--- Exercise ---
Your answer should be the complete data, copied exactly.

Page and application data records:
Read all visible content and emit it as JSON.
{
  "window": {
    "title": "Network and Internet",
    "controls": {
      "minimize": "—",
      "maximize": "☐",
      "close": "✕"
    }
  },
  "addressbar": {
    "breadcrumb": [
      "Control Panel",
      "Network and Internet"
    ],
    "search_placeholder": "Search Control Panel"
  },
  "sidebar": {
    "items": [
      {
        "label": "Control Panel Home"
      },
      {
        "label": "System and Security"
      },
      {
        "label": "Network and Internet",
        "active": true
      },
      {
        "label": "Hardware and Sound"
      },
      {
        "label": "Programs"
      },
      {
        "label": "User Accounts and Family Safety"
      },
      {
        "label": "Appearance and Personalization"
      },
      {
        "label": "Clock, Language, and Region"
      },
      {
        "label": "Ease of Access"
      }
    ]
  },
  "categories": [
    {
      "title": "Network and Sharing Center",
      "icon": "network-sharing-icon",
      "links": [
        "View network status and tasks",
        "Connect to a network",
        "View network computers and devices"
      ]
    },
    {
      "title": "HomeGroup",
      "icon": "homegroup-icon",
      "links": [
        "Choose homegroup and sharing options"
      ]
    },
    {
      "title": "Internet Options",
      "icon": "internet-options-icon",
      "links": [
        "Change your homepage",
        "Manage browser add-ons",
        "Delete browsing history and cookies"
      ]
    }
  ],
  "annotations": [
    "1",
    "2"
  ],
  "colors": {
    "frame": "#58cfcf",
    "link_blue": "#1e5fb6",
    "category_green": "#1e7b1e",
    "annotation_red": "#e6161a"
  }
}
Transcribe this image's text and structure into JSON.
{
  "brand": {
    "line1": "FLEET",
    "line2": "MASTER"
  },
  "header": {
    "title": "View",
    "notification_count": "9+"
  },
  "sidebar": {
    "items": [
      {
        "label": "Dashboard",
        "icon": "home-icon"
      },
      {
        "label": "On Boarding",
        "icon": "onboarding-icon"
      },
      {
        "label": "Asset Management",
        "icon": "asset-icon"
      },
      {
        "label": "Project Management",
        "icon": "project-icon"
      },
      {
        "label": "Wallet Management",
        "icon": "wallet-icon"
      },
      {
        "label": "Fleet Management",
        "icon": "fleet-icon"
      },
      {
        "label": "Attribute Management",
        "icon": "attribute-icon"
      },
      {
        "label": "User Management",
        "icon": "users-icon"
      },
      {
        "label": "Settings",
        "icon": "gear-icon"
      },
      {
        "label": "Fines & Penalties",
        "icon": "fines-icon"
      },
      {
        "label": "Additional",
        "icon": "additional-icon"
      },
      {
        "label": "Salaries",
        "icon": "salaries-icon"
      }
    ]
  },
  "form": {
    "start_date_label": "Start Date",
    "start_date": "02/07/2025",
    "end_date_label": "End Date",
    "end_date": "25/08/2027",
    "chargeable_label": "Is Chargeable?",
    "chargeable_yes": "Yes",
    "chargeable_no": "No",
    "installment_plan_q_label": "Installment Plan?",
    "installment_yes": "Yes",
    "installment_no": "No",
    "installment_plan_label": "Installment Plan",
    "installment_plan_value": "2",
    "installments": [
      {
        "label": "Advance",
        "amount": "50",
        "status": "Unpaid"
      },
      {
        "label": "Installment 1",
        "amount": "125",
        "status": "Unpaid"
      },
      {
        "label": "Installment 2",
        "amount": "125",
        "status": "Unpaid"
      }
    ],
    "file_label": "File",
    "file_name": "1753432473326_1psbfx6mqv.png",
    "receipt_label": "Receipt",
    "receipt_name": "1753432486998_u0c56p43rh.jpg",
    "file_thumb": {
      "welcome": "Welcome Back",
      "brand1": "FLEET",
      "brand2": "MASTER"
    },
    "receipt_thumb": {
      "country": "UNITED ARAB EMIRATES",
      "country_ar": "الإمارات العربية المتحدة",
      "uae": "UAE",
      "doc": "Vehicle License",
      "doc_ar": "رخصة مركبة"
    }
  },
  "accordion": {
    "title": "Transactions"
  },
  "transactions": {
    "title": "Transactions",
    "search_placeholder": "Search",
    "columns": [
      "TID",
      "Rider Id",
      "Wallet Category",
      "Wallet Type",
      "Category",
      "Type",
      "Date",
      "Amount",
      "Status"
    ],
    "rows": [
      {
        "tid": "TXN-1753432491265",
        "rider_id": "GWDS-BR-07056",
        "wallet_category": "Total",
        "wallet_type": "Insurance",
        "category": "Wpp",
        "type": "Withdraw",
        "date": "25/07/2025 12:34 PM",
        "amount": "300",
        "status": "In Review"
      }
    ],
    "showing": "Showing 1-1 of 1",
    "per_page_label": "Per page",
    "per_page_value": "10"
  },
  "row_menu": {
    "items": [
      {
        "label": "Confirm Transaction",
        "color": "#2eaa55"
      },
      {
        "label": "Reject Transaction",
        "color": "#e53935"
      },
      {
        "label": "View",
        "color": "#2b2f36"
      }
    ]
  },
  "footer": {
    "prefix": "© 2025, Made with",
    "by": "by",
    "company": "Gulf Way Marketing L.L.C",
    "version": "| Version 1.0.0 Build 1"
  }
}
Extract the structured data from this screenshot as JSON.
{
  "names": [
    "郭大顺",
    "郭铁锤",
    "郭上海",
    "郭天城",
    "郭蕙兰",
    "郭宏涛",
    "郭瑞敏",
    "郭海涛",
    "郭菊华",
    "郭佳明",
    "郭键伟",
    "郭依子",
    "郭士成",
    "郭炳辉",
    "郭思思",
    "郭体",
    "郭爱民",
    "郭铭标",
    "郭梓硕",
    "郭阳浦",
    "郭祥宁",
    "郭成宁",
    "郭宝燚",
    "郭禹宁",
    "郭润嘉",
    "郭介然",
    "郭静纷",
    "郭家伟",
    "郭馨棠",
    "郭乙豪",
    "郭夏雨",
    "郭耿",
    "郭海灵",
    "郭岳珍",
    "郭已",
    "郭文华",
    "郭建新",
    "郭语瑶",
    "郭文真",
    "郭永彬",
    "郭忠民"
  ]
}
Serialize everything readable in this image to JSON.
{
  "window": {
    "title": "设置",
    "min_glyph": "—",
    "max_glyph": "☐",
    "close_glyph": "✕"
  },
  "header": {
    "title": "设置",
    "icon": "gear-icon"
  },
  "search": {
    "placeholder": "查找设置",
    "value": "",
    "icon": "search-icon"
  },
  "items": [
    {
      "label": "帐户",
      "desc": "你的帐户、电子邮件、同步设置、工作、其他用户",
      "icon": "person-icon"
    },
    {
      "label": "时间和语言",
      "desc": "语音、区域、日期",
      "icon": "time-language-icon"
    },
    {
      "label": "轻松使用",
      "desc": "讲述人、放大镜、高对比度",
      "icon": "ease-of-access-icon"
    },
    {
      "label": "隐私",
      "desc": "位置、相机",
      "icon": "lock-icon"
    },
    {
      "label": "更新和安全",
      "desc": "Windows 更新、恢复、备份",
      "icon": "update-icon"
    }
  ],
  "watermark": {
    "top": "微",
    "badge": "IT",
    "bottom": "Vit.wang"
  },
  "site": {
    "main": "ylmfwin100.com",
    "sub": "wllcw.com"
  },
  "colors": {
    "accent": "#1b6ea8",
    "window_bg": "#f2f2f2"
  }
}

--- Response ---
Read all visible content and emit it as JSON.
{
  "window": {
    "title": "Network and Internet",
    "controls": {
      "minimize": "—",
      "maximize": "☐",
      "close": "✕"
    }
  },
  "addressbar": {
    "breadcrumb": [
      "Control Panel",
      "Network and Internet"
    ],
    "search_placeholder": "Search Control Panel"
  },
  "sidebar": {
    "items": [
      {
        "label": "Control Panel Home"
      },
      {
        "label": "System and Security"
      },
      {
        "label": "Network and Internet",
        "active": true
      },
      {
        "label": "Hardware and Sound"
      },
      {
        "label": "Programs"
      },
      {
        "label": "User Accounts and Family Safety"
      },
      {
        "label": "Appearance and Personalization"
      },
      {
        "label": "Clock, Language, and Region"
      },
      {
        "label": "Ease of Access"
      }
    ]
  },
  "categories": [
    {
      "title": "Network and Sharing Center",
      "icon": "network-sharing-icon",
      "links": [
        "View network status and tasks",
        "Connect to a network",
        "View network computers and devices"
      ]
    },
    {
      "title": "HomeGroup",
      "icon": "homegroup-icon",
      "links": [
        "Choose homegroup and sharing options"
      ]
    },
    {
      "title": "Internet Options",
      "icon": "internet-options-icon",
      "links": [
        "Change your homepage",
        "Manage browser add-ons",
        "Delete browsing history and cookies"
      ]
    }
  ],
  "annotations": [
    "1",
    "2"
  ],
  "colors": {
    "frame": "#58cfcf",
    "link_blue": "#1e5fb6",
    "category_green": "#1e7b1e",
    "annotation_red": "#e6161a"
  }
}
Transcribe this image's text and structure into JSON.
{
  "brand": {
    "line1": "FLEET",
    "line2": "MASTER"
  },
  "header": {
    "title": "View",
    "notification_count": "9+"
  },
  "sidebar": {
    "items": [
      {
        "label": "Dashboard",
        "icon": "home-icon"
      },
      {
        "label": "On Boarding",
        "icon": "onboarding-icon"
      },
      {
        "label": "Asset Management",
        "icon": "asset-icon"
      },
      {
        "label": "Project Management",
        "icon": "project-icon"
      },
      {
        "label": "Wallet Management",
        "icon": "wallet-icon"
      },
      {
        "label": "Fleet Management",
        "icon": "fleet-icon"
      },
      {
        "label": "Attribute Management",
        "icon": "attribute-icon"
      },
      {
        "label": "User Management",
        "icon": "users-icon"
      },
      {
        "label": "Settings",
        "icon": "gear-icon"
      },
      {
        "label": "Fines & Penalties",
        "icon": "fines-icon"
      },
      {
        "label": "Additional",
        "icon": "additional-icon"
      },
      {
        "label": "Salaries",
        "icon": "salaries-icon"
      }
    ]
  },
  "form": {
    "start_date_label": "Start Date",
    "start_date": "02/07/2025",
    "end_date_label": "End Date",
    "end_date": "25/08/2027",
    "chargeable_label": "Is Chargeable?",
    "chargeable_yes": "Yes",
    "chargeable_no": "No",
    "installment_plan_q_label": "Installment Plan?",
    "installment_yes": "Yes",
    "installment_no": "No",
    "installment_plan_label": "Installment Plan",
    "installment_plan_value": "2",
    "installments": [
      {
        "label": "Advance",
        "amount": "50",
        "status": "Unpaid"
      },
      {
        "label": "Installment 1",
        "amount": "125",
        "status": "Unpaid"
      },
      {
        "label": "Installment 2",
        "amount": "125",
        "status": "Unpaid"
      }
    ],
    "file_label": "File",
    "file_name": "1753432473326_1psbfx6mqv.png",
    "receipt_label": "Receipt",
    "receipt_name": "1753432486998_u0c56p43rh.jpg",
    "file_thumb": {
      "welcome": "Welcome Back",
      "brand1": "FLEET",
      "brand2": "MASTER"
    },
    "receipt_thumb": {
      "country": "UNITED ARAB EMIRATES",
      "country_ar": "الإمارات العربية المتحدة",
      "uae": "UAE",
      "doc": "Vehicle License",
      "doc_ar": "رخصة مركبة"
    }
  },
  "accordion": {
    "title": "Transactions"
  },
  "transactions": {
    "title": "Transactions",
    "search_placeholder": "Search",
    "columns": [
      "TID",
      "Rider Id",
      "Wallet Category",
      "Wallet Type",
      "Category",
      "Type",
      "Date",
      "Amount",
      "Status"
    ],
    "rows": [
      {
        "tid": "TXN-1753432491265",
        "rider_id": "GWDS-BR-07056",
        "wallet_category": "Total",
        "wallet_type": "Insurance",
        "category": "Wpp",
        "type": "Withdraw",
        "date": "25/07/2025 12:34 PM",
        "amount": "300",
        "status": "In Review"
      }
    ],
    "showing": "Showing 1-1 of 1",
    "per_page_label": "Per page",
    "per_page_value": "10"
  },
  "row_menu": {
    "items": [
      {
        "label": "Confirm Transaction",
        "color": "#2eaa55"
      },
      {
        "label": "Reject Transaction",
        "color": "#e53935"
      },
      {
        "label": "View",
        "color": "#2b2f36"
      }
    ]
  },
  "footer": {
    "prefix": "© 2025, Made with",
    "by": "by",
    "company": "Gulf Way Marketing L.L.C",
    "version": "| Version 1.0.0 Build 1"
  }
}
Extract the structured data from this screenshot as JSON.
{
  "names": [
    "郭大顺",
    "郭铁锤",
    "郭上海",
    "郭天城",
    "郭蕙兰",
    "郭宏涛",
    "郭瑞敏",
    "郭海涛",
    "郭菊华",
    "郭佳明",
    "郭键伟",
    "郭依子",
    "郭士成",
    "郭炳辉",
    "郭思思",
    "郭体",
    "郭爱民",
    "郭铭标",
    "郭梓硕",
    "郭阳浦",
    "郭祥宁",
    "郭成宁",
    "郭宝燚",
    "郭禹宁",
    "郭润嘉",
    "郭介然",
    "郭静纷",
    "郭家伟",
    "郭馨棠",
    "郭乙豪",
    "郭夏雨",
    "郭耿",
    "郭海灵",
    "郭岳珍",
    "郭已",
    "郭文华",
    "郭建新",
    "郭语瑶",
    "郭文真",
    "郭永彬",
    "郭忠民"
  ]
}
Serialize everything readable in this image to JSON.
{
  "window": {
    "title": "设置",
    "min_glyph": "—",
    "max_glyph": "☐",
    "close_glyph": "✕"
  },
  "header": {
    "title": "设置",
    "icon": "gear-icon"
  },
  "search": {
    "placeholder": "查找设置",
    "value": "",
    "icon": "search-icon"
  },
  "items": [
    {
      "label": "帐户",
      "desc": "你的帐户、电子邮件、同步设置、工作、其他用户",
      "icon": "person-icon"
    },
    {
      "label": "时间和语言",
      "desc": "语音、区域、日期",
      "icon": "time-language-icon"
    },
    {
      "label": "轻松使用",
      "desc": "讲述人、放大镜、高对比度",
      "icon": "ease-of-access-icon"
    },
    {
      "label": "隐私",
      "desc": "位置、相机",
      "icon": "lock-icon"
    },
    {
      "label": "更新和安全",
      "desc": "Windows 更新、恢复、备份",
      "icon": "update-icon"
    }
  ],
  "watermark": {
    "top": "微",
    "badge": "IT",
    "bottom": "Vit.wang"
  },
  "site": {
    "main": "ylmfwin100.com",
    "sub": "wllcw.com"
  },
  "colors": {
    "accent": "#1b6ea8",
    "window_bg": "#f2f2f2"
  }
}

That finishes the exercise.